* [Description of the task] For the data below, please report each line where the word "legend" is found.

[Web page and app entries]
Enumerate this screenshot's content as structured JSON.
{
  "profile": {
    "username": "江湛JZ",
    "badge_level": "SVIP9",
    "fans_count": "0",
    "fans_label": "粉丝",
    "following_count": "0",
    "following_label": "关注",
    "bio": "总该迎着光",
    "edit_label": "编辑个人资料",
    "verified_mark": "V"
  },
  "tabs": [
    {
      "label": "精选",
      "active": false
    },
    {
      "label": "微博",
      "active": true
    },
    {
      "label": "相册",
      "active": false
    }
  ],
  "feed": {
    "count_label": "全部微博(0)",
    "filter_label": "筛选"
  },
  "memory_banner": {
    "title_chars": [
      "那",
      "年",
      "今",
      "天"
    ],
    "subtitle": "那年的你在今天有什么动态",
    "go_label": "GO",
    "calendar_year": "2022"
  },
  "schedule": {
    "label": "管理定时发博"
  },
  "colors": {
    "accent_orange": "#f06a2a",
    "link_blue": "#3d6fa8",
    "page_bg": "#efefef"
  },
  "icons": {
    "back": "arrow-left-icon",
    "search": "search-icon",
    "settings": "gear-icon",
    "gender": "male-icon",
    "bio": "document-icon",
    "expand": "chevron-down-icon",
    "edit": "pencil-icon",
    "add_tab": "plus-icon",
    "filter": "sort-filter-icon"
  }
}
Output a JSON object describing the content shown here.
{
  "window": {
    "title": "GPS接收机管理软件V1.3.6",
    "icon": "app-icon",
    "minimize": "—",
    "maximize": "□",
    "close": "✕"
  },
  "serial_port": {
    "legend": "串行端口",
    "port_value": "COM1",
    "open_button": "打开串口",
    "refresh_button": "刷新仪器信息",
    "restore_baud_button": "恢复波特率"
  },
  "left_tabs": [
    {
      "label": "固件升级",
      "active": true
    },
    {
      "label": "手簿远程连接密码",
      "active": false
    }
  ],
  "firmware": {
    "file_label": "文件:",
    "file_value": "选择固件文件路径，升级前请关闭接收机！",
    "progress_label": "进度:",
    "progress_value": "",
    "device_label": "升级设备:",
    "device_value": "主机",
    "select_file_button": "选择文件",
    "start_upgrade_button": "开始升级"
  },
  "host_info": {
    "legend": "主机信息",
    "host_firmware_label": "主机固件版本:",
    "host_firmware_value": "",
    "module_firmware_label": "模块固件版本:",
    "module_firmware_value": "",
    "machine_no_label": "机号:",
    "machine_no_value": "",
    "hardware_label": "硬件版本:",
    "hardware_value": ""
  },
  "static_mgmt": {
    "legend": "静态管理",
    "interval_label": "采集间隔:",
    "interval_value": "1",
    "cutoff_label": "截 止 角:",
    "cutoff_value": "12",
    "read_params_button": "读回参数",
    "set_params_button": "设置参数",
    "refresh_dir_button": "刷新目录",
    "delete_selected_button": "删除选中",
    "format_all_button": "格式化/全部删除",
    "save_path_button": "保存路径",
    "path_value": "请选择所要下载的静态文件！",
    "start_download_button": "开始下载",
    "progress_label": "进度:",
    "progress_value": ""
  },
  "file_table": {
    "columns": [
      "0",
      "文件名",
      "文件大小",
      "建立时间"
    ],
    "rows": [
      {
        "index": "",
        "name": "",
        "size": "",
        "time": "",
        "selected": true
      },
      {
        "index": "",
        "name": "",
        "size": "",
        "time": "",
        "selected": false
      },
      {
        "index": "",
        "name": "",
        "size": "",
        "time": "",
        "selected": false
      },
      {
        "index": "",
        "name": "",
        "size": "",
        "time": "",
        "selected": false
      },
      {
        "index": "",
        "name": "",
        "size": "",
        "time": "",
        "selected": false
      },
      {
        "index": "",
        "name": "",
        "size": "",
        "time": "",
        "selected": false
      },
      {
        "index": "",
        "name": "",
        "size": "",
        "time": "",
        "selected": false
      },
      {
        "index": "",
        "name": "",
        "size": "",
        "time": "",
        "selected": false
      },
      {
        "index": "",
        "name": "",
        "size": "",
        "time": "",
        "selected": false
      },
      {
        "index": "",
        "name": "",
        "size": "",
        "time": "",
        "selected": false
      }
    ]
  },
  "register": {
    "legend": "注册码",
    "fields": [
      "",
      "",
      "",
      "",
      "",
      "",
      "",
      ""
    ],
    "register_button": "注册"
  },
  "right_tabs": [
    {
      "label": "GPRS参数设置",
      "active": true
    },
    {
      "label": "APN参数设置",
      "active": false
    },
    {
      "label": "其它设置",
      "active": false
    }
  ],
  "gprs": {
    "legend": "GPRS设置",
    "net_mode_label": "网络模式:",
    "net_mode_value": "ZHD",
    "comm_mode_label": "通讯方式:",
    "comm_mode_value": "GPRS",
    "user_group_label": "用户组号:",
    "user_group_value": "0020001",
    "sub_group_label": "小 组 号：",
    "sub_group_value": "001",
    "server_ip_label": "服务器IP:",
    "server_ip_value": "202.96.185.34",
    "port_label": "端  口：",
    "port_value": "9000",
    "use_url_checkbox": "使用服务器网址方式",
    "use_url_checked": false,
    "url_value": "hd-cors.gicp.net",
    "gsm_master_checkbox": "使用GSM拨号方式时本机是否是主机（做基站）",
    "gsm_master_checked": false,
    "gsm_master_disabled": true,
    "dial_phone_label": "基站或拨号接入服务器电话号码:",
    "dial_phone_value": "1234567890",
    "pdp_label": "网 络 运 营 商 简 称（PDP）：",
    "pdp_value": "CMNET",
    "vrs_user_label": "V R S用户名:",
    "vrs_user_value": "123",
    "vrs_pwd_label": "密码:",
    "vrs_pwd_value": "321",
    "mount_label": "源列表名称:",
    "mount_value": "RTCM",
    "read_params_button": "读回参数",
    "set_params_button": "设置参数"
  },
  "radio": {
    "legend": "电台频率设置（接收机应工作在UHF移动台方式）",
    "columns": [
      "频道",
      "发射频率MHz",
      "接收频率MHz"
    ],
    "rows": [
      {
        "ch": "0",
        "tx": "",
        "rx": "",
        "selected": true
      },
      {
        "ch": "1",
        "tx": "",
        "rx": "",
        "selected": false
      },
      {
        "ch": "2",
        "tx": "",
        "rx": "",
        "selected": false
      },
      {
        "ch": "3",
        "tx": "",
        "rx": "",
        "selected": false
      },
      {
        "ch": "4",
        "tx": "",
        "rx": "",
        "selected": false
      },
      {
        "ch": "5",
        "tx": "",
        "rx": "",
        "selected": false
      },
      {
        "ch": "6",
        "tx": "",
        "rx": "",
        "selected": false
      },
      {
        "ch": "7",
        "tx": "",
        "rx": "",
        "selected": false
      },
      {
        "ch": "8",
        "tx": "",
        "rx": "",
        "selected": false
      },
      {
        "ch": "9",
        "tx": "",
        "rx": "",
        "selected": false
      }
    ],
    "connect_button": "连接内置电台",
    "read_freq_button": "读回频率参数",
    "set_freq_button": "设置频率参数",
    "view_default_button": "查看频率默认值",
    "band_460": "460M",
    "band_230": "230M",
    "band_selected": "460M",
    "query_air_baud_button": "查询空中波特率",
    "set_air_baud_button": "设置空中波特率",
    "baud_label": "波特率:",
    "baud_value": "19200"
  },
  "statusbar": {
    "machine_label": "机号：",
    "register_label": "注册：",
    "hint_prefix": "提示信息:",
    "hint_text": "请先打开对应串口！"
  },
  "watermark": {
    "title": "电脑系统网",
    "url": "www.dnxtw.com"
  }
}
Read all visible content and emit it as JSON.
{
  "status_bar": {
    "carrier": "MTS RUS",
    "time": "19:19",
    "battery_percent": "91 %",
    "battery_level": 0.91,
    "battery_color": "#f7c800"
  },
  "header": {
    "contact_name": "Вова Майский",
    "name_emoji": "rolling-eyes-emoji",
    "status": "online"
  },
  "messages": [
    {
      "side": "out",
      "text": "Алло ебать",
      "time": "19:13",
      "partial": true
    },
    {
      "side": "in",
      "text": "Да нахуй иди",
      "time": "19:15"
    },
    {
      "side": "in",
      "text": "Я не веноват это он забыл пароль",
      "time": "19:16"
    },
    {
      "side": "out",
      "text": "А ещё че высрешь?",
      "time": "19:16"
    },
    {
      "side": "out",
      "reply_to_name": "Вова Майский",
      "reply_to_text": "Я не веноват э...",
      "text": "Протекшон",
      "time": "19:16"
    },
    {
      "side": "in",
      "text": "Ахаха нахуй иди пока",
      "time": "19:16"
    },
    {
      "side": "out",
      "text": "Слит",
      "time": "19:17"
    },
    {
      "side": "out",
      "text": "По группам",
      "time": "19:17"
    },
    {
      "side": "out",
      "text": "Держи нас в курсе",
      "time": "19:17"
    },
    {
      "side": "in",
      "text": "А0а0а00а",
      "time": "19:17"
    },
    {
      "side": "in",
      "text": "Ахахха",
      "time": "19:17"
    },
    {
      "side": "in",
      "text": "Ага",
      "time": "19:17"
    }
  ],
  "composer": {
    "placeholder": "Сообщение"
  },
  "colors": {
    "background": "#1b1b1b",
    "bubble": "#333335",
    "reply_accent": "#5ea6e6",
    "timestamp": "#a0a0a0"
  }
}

* [Answer section]
    "legend": "串行端口",
    "legend": "主机信息",
    "legend": "静态管理",
    "legend": "注册码",
    "legend": "GPRS设置",
    "legend": "电台频率设置（接收机应工作在UHF移动台方式）",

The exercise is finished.